EXERCISE DETAILS
The full listing should be set down again without a single alteration.

MATERIAL PROVIDED
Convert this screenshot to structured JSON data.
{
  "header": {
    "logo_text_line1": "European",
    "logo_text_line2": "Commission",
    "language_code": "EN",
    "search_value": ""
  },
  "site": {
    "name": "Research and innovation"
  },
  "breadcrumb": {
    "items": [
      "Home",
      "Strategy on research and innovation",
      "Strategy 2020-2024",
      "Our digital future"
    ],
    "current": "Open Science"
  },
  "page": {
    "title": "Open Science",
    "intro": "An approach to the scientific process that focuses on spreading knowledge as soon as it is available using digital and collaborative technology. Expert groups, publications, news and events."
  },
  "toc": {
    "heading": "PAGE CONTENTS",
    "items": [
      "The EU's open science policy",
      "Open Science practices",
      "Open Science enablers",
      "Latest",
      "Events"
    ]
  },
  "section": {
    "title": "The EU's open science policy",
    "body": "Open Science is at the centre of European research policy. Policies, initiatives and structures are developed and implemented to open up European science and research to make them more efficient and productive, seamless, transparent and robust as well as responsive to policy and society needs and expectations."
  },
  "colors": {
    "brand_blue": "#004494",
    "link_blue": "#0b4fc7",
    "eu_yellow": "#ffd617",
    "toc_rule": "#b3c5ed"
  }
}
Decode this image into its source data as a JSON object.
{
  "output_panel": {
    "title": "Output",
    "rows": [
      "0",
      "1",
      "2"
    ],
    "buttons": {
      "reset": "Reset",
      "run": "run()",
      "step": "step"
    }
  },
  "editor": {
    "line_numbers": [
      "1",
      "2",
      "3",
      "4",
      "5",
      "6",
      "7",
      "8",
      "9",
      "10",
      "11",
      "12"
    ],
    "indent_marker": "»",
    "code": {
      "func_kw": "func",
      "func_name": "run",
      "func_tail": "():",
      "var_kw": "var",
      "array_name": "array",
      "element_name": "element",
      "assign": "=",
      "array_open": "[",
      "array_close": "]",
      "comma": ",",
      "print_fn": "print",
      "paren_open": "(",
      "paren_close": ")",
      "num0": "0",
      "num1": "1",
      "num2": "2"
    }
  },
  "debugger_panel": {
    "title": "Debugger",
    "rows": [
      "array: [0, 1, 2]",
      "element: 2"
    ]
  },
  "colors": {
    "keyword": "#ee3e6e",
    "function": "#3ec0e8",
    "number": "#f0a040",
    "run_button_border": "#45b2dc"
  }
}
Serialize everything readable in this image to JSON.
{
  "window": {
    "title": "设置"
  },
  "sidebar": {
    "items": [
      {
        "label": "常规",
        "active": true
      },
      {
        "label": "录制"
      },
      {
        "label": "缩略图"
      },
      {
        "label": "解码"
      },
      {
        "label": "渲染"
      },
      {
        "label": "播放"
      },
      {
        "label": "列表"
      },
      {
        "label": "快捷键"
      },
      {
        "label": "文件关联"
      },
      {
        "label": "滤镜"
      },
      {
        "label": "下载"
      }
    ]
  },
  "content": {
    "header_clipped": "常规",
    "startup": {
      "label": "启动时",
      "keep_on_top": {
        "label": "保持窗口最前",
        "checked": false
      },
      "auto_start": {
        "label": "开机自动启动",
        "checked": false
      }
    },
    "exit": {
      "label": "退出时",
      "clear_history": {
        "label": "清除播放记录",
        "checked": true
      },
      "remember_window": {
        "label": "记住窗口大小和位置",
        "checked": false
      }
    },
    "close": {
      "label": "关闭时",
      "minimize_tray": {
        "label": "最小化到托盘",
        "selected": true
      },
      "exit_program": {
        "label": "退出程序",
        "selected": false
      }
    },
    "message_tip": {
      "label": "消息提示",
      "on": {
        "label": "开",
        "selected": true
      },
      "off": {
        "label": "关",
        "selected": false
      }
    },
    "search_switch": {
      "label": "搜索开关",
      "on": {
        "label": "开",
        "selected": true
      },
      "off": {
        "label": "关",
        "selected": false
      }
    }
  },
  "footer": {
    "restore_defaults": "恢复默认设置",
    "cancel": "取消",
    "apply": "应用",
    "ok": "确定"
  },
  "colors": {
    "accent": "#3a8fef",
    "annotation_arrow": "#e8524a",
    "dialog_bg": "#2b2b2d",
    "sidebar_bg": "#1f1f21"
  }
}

OUTPUT BELOW
Convert this screenshot to structured JSON data.
{
  "header": {
    "logo_text_line1": "European",
    "logo_text_line2": "Commission",
    "language_code": "EN",
    "search_value": ""
  },
  "site": {
    "name": "Research and innovation"
  },
  "breadcrumb": {
    "items": [
      "Home",
      "Strategy on research and innovation",
      "Strategy 2020-2024",
      "Our digital future"
    ],
    "current": "Open Science"
  },
  "page": {
    "title": "Open Science",
    "intro": "An approach to the scientific process that focuses on spreading knowledge as soon as it is available using digital and collaborative technology. Expert groups, publications, news and events."
  },
  "toc": {
    "heading": "PAGE CONTENTS",
    "items": [
      "The EU's open science policy",
      "Open Science practices",
      "Open Science enablers",
      "Latest",
      "Events"
    ]
  },
  "section": {
    "title": "The EU's open science policy",
    "body": "Open Science is at the centre of European research policy. Policies, initiatives and structures are developed and implemented to open up European science and research to make them more efficient and productive, seamless, transparent and robust as well as responsive to policy and society needs and expectations."
  },
  "colors": {
    "brand_blue": "#004494",
    "link_blue": "#0b4fc7",
    "eu_yellow": "#ffd617",
    "toc_rule": "#b3c5ed"
  }
}
Decode this image into its source data as a JSON object.
{
  "output_panel": {
    "title": "Output",
    "rows": [
      "0",
      "1",
      "2"
    ],
    "buttons": {
      "reset": "Reset",
      "run": "run()",
      "step": "step"
    }
  },
  "editor": {
    "line_numbers": [
      "1",
      "2",
      "3",
      "4",
      "5",
      "6",
      "7",
      "8",
      "9",
      "10",
      "11",
      "12"
    ],
    "indent_marker": "»",
    "code": {
      "func_kw": "func",
      "func_name": "run",
      "func_tail": "():",
      "var_kw": "var",
      "array_name": "array",
      "element_name": "element",
      "assign": "=",
      "array_open": "[",
      "array_close": "]",
      "comma": ",",
      "print_fn": "print",
      "paren_open": "(",
      "paren_close": ")",
      "num0": "0",
      "num1": "1",
      "num2": "2"
    }
  },
  "debugger_panel": {
    "title": "Debugger",
    "rows": [
      "array: [0, 1, 2]",
      "element: 2"
    ]
  },
  "colors": {
    "keyword": "#ee3e6e",
    "function": "#3ec0e8",
    "number": "#f0a040",
    "run_button_border": "#45b2dc"
  }
}
Serialize everything readable in this image to JSON.
{
  "window": {
    "title": "设置"
  },
  "sidebar": {
    "items": [
      {
        "label": "常规",
        "active": true
      },
      {
        "label": "录制"
      },
      {
        "label": "缩略图"
      },
      {
        "label": "解码"
      },
      {
        "label": "渲染"
      },
      {
        "label": "播放"
      },
      {
        "label": "列表"
      },
      {
        "label": "快捷键"
      },
      {
        "label": "文件关联"
      },
      {
        "label": "滤镜"
      },
      {
        "label": "下载"
      }
    ]
  },
  "content": {
    "header_clipped": "常规",
    "startup": {
      "label": "启动时",
      "keep_on_top": {
        "label": "保持窗口最前",
        "checked": false
      },
      "auto_start": {
        "label": "开机自动启动",
        "checked": false
      }
    },
    "exit": {
      "label": "退出时",
      "clear_history": {
        "label": "清除播放记录",
        "checked": true
      },
      "remember_window": {
        "label": "记住窗口大小和位置",
        "checked": false
      }
    },
    "close": {
      "label": "关闭时",
      "minimize_tray": {
        "label": "最小化到托盘",
        "selected": true
      },
      "exit_program": {
        "label": "退出程序",
        "selected": false
      }
    },
    "message_tip": {
      "label": "消息提示",
      "on": {
        "label": "开",
        "selected": true
      },
      "off": {
        "label": "关",
        "selected": false
      }
    },
    "search_switch": {
      "label": "搜索开关",
      "on": {
        "label": "开",
        "selected": true
      },
      "off": {
        "label": "关",
        "selected": false
      }
    }
  },
  "footer": {
    "restore_defaults": "恢复默认设置",
    "cancel": "取消",
    "apply": "应用",
    "ok": "确定"
  },
  "colors": {
    "accent": "#3a8fef",
    "annotation_arrow": "#e8524a",
    "dialog_bg": "#2b2b2d",
    "sidebar_bg": "#1f1f21"
  }
}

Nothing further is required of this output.